Nearly two months into the trial of Guzman on charges of drug trafficking as leader of the Sinaloa cartel, FBI special agent Steven Marston testified the 61-year-old was easily identifiable by his higher-pitched voice, which had “kind of a sing-songy nature to it” and a “nasally undertone.”
The phone call excerpts that wafted through the Brooklyn courtroom on Jan. 8 included discussions of dealings with local officials, including one where Guzman appears to admonish an associate to be careful dealing with police.
“Well, you taught us to be a wolf, acting like a wolf,” the associate replied.
Guzman was extradited to the United States in January 2017 to face charges of trafficking cocaine, heroin, and other drugs into the country. Prosecutors have said he also played a central role in a Mexican drug war in which more than 100,000 people have died.
Guzman’s lawyers have portrayed their client as a scapegoat for what they called Sinaloa’s real leader, Ismael “El Mayo” Zambada, who also faces U.S. charges but remains at large.
The trial began Nov. 13 and is expected to last a few more weeks. Guzman faces life in prison if convicted.
Marston said the FBI tapped into more than 800 calls on the encrypted system with the help of a cooperating witness, Christian Rodriguez.
The agent said the system’s servers were moved to the Netherlands, where they “would not be suspicious” to Sinaloa, and that calls were intercepted from April 2011 to January 2012.
Jurors had previously heard from former Guzman associates testifying about multi-ton drug shipments, deadly wars between rival drug lords, and corruption by Mexican public officials.

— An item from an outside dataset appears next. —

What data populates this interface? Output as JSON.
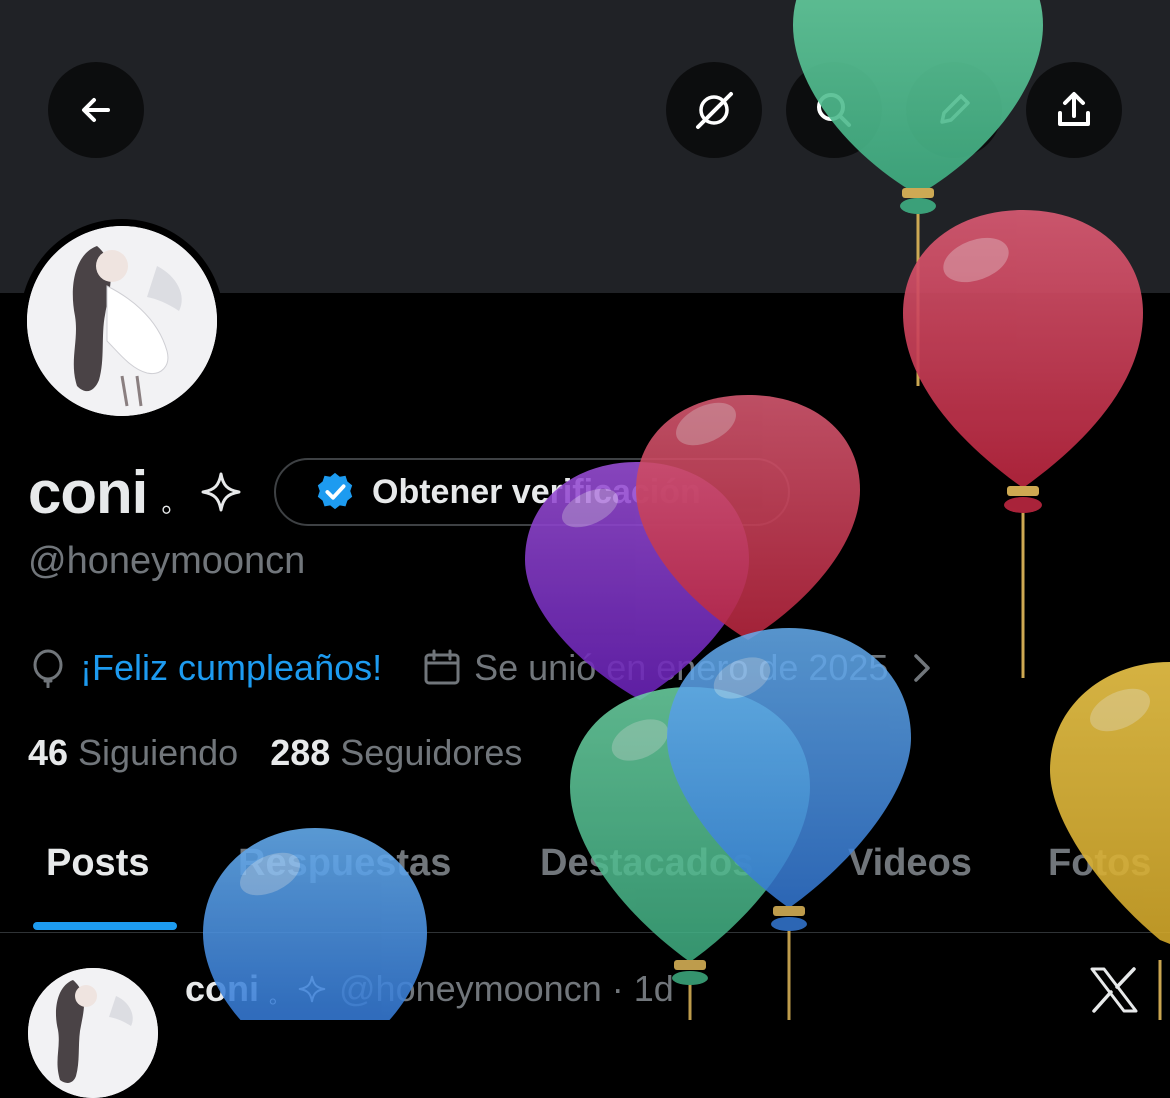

The defendant mostly sat quietly during testimony, but waved enthusiastically to his wife in the courtroom before it started.

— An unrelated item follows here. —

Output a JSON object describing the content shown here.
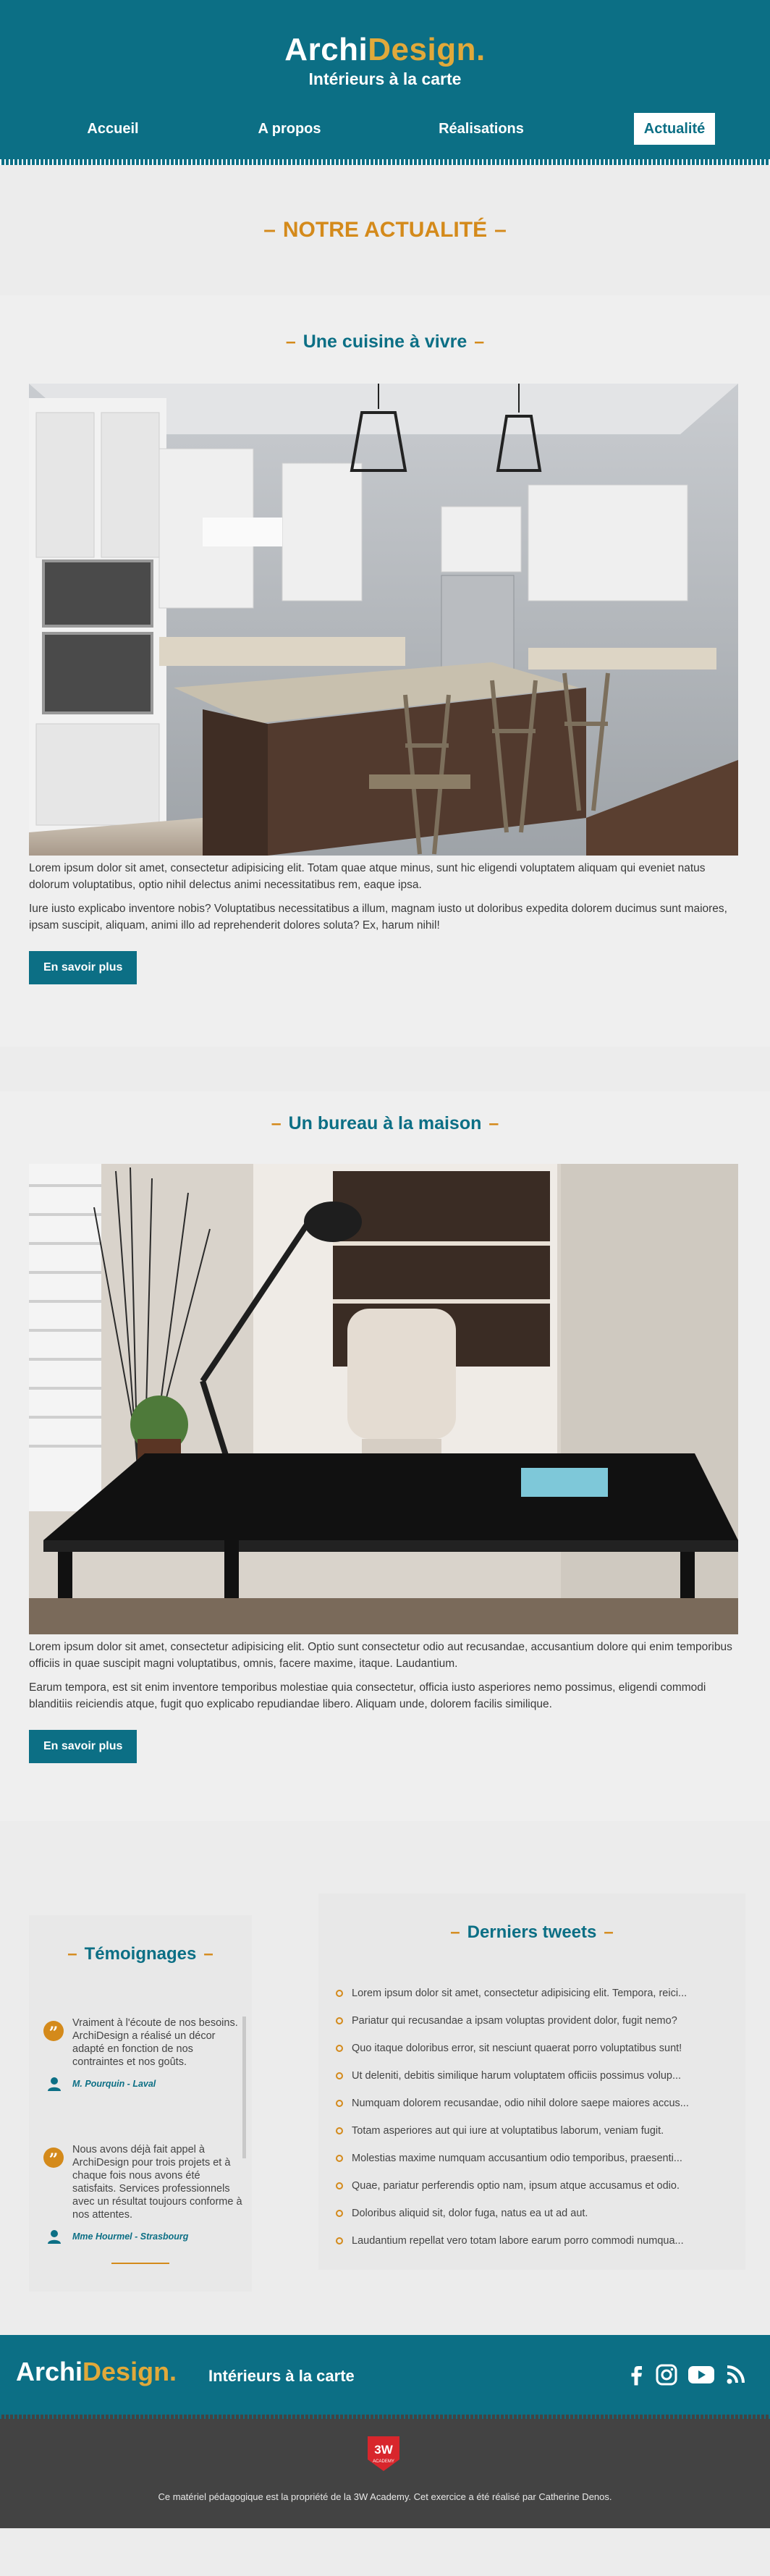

The Jan. 8 proceedings began with testimony from government witness Edgar Galvan, a low-level drug trafficker who the defense said fabricated payments from another trafficker to Guzman with the hope of reducing his own 24-1/3-year prison term.
Galvan denied making up the payments, though he admitted to having previously lied to investigators.
“Would you say you’re a pretty good liar?” defense lawyer William Purpura asked Galvan.
“I used to be,” Galvan said.
By Jonathan Stempel